Admission Impossible [New York Times]

Hunting Cats Of A Certain Age

Being otherwise detained last evening and unable to attend, we found the only assholes in New York who weren’t participating in the greatest spectator of all time, i.e. PocketChangeNYC’s Speed Date II, for “Sugar Mamas and Boy Toys”…and sent them to watch. This is their recap.

The evening started off as any other, 4 guys tenting for some poon – what was different was what we were after. The patina of time had rendered this particular target as soft as cordovan and the flavor as intense as Peter Lugers finest prime. Tonight was going to be glorious, not easy, but glorious nonetheless. As any successful hunter knows, the lure has to be tailored to match the prey – in this case, we were armed with a near encyclopedic knowledge of the contemporary art scene, latest Palm Beach fashions, and the bat-phone numbers of the best cosmetic artists in the city. Or so we thought.

Read more »

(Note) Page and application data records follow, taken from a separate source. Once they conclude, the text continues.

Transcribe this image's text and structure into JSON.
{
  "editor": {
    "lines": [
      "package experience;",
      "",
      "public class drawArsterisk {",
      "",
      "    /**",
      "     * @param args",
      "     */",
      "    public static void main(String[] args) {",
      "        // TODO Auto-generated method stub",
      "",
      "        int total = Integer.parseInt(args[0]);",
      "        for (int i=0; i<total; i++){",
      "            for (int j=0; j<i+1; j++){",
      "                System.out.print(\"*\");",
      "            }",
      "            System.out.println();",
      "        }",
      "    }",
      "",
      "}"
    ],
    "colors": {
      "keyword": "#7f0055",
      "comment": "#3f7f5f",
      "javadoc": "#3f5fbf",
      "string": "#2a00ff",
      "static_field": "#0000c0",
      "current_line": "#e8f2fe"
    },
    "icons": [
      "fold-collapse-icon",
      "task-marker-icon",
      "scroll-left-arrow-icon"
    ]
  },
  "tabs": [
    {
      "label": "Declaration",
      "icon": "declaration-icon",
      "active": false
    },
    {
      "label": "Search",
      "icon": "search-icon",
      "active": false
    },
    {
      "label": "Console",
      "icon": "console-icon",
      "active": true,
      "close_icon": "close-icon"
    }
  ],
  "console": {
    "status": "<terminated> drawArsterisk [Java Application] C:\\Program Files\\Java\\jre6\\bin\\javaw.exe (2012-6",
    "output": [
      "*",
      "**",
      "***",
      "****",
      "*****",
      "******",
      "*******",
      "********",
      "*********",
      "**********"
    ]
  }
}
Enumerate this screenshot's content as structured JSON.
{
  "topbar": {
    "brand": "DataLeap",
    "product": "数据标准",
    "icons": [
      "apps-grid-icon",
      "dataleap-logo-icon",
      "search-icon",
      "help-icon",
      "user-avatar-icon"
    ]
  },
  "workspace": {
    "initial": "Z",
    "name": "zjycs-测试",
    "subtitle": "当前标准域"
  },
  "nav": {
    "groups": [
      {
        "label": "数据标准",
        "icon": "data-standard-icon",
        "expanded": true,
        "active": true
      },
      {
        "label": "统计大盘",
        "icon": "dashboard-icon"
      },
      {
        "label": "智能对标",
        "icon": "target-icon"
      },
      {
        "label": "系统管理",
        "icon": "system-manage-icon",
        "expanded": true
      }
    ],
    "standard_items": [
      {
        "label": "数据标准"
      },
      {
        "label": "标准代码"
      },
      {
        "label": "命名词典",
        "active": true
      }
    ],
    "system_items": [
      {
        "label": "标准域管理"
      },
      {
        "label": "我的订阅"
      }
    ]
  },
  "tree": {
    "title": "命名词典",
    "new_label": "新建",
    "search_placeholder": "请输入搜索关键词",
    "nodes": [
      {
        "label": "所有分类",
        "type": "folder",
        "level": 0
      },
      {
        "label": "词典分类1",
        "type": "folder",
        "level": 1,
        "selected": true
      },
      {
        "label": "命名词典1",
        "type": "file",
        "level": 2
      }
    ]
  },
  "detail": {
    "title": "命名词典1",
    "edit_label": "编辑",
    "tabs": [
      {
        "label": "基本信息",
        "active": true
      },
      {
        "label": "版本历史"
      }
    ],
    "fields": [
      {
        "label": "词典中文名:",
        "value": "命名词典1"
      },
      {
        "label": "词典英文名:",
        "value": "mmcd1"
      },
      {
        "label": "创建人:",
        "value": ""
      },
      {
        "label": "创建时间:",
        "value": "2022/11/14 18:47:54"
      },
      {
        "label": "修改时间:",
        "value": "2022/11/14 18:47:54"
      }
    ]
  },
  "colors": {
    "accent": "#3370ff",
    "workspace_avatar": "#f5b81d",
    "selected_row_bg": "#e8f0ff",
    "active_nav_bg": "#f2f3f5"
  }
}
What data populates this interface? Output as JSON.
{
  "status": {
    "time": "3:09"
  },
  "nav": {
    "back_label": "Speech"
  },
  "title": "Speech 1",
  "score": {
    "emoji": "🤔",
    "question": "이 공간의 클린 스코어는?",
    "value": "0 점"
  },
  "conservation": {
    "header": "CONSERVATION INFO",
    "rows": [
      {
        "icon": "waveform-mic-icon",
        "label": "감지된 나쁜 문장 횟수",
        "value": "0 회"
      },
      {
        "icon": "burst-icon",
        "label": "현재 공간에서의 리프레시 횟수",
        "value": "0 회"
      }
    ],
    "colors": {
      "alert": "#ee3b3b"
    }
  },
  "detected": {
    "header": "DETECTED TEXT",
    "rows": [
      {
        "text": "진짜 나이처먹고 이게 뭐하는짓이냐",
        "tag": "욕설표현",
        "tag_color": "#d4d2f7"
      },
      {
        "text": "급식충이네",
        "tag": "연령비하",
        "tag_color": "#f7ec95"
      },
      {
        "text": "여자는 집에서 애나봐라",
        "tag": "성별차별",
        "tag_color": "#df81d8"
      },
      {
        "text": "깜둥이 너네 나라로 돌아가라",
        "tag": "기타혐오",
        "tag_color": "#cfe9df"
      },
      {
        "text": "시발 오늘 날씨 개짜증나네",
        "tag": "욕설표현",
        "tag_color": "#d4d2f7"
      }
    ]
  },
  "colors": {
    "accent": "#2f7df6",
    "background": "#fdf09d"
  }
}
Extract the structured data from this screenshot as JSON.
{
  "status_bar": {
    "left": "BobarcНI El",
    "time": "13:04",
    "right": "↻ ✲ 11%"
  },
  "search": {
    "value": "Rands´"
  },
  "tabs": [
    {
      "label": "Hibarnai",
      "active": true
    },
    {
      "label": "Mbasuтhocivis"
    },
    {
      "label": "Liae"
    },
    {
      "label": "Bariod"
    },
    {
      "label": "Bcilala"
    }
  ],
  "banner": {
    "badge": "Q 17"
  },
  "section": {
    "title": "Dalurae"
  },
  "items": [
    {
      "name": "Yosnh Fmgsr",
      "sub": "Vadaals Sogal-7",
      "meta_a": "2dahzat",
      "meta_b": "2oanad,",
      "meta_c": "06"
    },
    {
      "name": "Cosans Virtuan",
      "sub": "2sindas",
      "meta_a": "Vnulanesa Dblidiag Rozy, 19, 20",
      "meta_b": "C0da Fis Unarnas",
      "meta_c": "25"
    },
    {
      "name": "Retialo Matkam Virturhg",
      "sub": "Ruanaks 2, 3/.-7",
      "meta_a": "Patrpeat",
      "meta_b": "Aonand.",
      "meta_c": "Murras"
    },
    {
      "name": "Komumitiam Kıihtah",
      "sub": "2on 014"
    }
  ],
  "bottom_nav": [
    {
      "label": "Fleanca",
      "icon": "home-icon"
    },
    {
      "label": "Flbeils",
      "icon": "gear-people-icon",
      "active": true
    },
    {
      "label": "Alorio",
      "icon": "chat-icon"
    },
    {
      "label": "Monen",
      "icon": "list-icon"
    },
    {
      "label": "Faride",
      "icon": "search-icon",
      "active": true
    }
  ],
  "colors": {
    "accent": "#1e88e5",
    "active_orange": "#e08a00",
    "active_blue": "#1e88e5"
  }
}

alex s.jpgAlright so there’s a slight clarification to be made to the story about the mother trying to peddle her son’s ass out to rich older women. Suzanne, the mom who really wanted her son Alex to at least be afforded the opportunity to become the sex slave of someone old enough to be his—wait for it—mother, didn’t actually give birth to Alex. She’s just his stepmother (more on that later). Yesterday, Big S placed a second call to PocketChangeNYC organizers, who weren’t yet entirely convinced they should make room for the kid at Thursday’s event, considering all slots were filled while he hemmed and hawed about forking over the fifty dollar entrance fee. Suzanne remains so certain that Alex’s participation in the singular awesomeness that is an evening of matchmaking between sugar mamas and boy toys under time constraint that she and her husband are willing to pay the $50 themselves, provided Alex is allowed to be whored out like everyone else. Suzanne adds at the end, as I guess her “final plea” or whatever, that she hopes they’ll reconsider, if for no other reason than the fact that she’s not Alex’s biological mother, and “part of the reason [she’d] really like him to be able to go is because it would cause her* so much agony.” Presumptuous insinuations about what sort of scenarios would or wouldn’t pain Alex’s real mom (who knows, perhaps this is exactly the sort of thing she’s always dreamed of for her baby boy), I have to say, we’re sold. And also that I hope to one day be so lucky as to have stepchildren at my disposal through which I can carry out vindictive but hilarious schemes that speak to my severe psychological problems. Additionally, and this is just me talking crazy, but I can’t help thinking there’s something going on between these two. Now that it’s printed as fact through the magic of the Internet, feel free to embellish on this incontrovertible truth and disseminate widely.
Message From Stepmom
Earlier: That Cougar Will Feel Like She’s Sixteen Again When MY Son Is Banging Her, THIS MUCH I PROMISE YOU
*”her” = biological mom, if you were confused.

alex.jpgIt’s probably a safe assumption that many of the male participants in Thursday’s speed dating event, earnestly taking part in this horrifically embarrassing but very entertaining spectator sport, have some sort of mother issue that is manifesting itself in their desire to be made the kept boys of much older women. But you have to wonder how many of them have gotten their actual mothers (and not their seasoned girlfriends) involved. Three? Four? Half the field? Or is Alex S., pictured here, the only one who, after taking too long to submit his profile because he didn’t want to pay the $50 entrance fee (which his new older lady friend surely would’ve recouped him for later), and was told all slots had sold out, had his mother call the organizers, begging them to reconsider the gross oversight of her little boy? For the love of humanity, I certainly hope not.
Message From Mom clip